*** DATA UNDER STUDY Section Begins ***
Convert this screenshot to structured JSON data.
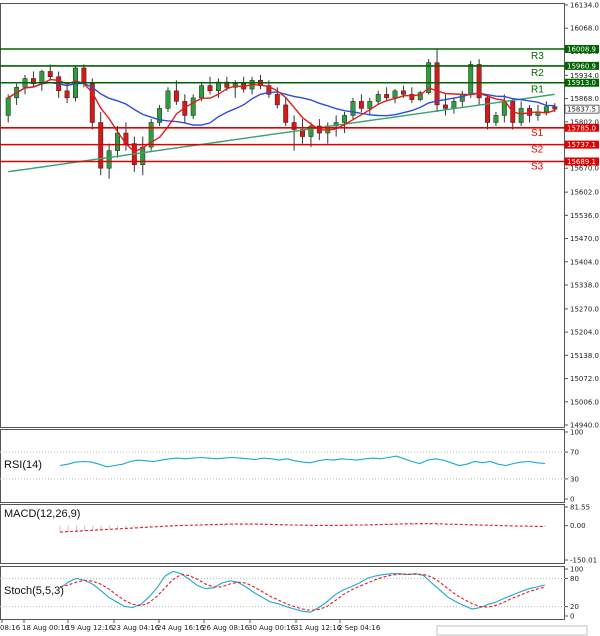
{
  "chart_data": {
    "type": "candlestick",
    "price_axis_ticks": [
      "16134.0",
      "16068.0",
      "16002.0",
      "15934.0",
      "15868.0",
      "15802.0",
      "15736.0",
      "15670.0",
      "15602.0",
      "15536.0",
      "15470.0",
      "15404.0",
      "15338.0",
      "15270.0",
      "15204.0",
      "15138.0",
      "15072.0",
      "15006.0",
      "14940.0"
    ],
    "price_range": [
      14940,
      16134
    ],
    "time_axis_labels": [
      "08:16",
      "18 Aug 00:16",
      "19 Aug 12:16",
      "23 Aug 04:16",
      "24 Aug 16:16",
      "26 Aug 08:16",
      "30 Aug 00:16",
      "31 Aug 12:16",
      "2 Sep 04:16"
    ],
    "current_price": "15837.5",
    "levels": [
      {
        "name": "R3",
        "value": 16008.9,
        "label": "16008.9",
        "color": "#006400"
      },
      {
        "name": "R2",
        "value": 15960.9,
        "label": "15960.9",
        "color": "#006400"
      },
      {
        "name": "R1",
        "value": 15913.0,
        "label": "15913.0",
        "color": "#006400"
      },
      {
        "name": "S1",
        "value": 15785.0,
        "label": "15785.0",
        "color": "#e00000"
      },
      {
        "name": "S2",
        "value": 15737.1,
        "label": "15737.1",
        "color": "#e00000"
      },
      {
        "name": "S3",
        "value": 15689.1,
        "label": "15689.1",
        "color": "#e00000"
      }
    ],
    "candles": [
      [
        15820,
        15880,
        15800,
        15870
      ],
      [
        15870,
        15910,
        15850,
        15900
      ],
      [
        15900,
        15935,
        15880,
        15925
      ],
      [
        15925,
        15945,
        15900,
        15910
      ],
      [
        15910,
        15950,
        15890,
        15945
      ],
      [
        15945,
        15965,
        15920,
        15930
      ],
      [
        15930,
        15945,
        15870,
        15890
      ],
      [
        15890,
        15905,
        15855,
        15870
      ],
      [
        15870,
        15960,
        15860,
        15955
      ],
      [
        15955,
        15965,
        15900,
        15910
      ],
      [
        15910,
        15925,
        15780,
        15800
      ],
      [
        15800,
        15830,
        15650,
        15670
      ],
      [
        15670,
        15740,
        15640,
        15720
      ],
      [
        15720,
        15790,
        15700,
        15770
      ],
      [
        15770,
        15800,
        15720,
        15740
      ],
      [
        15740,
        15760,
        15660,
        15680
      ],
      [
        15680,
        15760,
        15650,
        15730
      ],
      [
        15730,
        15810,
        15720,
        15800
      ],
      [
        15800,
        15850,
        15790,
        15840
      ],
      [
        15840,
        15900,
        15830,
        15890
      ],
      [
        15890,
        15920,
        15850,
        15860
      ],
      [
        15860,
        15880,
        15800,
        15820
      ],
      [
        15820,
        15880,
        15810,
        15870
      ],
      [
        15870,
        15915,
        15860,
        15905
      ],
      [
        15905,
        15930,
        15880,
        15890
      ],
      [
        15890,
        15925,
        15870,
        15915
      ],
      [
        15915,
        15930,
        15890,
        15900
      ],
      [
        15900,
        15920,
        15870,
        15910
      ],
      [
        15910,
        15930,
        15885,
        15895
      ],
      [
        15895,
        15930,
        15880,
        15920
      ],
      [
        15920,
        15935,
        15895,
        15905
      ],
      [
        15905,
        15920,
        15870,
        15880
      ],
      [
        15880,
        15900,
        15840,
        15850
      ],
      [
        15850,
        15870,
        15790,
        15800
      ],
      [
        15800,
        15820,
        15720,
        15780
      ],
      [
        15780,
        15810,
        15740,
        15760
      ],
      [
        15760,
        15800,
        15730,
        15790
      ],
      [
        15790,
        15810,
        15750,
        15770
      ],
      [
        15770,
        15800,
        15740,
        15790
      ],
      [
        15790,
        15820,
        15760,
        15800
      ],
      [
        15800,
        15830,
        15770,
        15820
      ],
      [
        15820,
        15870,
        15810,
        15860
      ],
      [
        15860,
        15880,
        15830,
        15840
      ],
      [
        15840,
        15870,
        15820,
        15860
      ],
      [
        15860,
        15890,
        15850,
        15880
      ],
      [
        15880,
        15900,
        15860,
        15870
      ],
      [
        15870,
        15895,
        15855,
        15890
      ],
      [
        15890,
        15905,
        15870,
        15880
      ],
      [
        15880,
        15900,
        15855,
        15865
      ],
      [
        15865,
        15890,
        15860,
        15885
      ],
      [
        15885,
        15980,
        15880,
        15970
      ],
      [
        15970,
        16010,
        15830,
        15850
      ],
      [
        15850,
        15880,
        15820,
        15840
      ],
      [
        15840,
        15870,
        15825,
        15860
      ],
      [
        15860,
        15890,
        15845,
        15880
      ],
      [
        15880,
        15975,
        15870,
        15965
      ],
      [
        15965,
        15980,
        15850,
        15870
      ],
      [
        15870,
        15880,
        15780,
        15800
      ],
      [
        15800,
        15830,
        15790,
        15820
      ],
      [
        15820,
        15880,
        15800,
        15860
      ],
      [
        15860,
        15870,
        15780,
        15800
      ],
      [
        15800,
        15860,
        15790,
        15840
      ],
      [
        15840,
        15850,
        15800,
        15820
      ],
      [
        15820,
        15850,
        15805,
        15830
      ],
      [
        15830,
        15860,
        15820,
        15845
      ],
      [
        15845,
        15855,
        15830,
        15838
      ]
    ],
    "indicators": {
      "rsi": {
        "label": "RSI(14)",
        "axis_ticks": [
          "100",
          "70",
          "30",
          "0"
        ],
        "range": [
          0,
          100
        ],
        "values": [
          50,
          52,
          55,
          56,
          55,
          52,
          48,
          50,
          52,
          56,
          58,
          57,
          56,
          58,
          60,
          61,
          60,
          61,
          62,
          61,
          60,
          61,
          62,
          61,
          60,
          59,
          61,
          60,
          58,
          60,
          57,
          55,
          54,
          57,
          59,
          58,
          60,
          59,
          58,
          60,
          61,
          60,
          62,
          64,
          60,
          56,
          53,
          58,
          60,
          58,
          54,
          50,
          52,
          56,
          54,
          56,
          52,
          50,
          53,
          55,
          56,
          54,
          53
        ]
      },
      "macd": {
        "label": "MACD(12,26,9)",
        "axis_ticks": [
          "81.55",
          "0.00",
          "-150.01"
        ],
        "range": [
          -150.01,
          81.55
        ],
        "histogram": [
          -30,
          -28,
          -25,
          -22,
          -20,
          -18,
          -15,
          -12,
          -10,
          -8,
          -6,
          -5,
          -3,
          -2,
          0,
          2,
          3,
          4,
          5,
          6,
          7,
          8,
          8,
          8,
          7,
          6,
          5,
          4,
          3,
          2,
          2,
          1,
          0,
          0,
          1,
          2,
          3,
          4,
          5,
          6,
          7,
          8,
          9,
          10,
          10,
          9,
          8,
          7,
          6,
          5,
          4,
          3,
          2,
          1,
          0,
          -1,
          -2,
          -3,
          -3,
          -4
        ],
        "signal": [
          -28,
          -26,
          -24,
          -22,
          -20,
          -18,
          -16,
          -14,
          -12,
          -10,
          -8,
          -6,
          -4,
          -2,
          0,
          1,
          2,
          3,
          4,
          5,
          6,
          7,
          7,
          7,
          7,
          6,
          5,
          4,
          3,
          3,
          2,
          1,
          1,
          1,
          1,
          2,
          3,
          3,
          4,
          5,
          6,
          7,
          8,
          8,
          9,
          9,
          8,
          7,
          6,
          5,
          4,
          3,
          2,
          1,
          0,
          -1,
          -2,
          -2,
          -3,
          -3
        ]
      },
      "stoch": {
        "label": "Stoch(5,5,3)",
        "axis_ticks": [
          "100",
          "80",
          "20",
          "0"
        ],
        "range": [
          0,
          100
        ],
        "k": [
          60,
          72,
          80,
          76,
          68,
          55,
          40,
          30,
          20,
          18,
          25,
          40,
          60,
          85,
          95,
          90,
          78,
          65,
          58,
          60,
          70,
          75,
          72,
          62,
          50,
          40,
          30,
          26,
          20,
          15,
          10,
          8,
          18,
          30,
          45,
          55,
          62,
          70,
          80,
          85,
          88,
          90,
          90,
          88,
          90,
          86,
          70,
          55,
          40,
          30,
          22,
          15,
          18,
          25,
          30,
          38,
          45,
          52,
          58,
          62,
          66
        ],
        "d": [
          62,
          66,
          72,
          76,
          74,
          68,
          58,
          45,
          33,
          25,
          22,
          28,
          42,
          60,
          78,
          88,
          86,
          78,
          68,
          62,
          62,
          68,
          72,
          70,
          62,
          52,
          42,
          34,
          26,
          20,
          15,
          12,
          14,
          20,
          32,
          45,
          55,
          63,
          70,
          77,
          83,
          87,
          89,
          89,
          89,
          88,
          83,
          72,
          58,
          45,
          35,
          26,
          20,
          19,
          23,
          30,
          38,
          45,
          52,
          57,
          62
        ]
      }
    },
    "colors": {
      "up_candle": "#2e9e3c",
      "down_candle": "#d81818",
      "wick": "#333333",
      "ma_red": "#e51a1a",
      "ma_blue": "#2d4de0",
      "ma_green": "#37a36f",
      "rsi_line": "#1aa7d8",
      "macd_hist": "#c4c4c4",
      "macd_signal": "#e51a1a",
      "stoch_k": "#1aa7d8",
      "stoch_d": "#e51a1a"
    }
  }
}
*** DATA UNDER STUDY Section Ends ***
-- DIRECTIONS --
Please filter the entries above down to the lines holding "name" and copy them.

-- EXERCISE RESPONSE --
        "name": "R3",
        "name": "R2",
        "name": "R1",
        "name": "S1",
        "name": "S2",
        "name": "S3",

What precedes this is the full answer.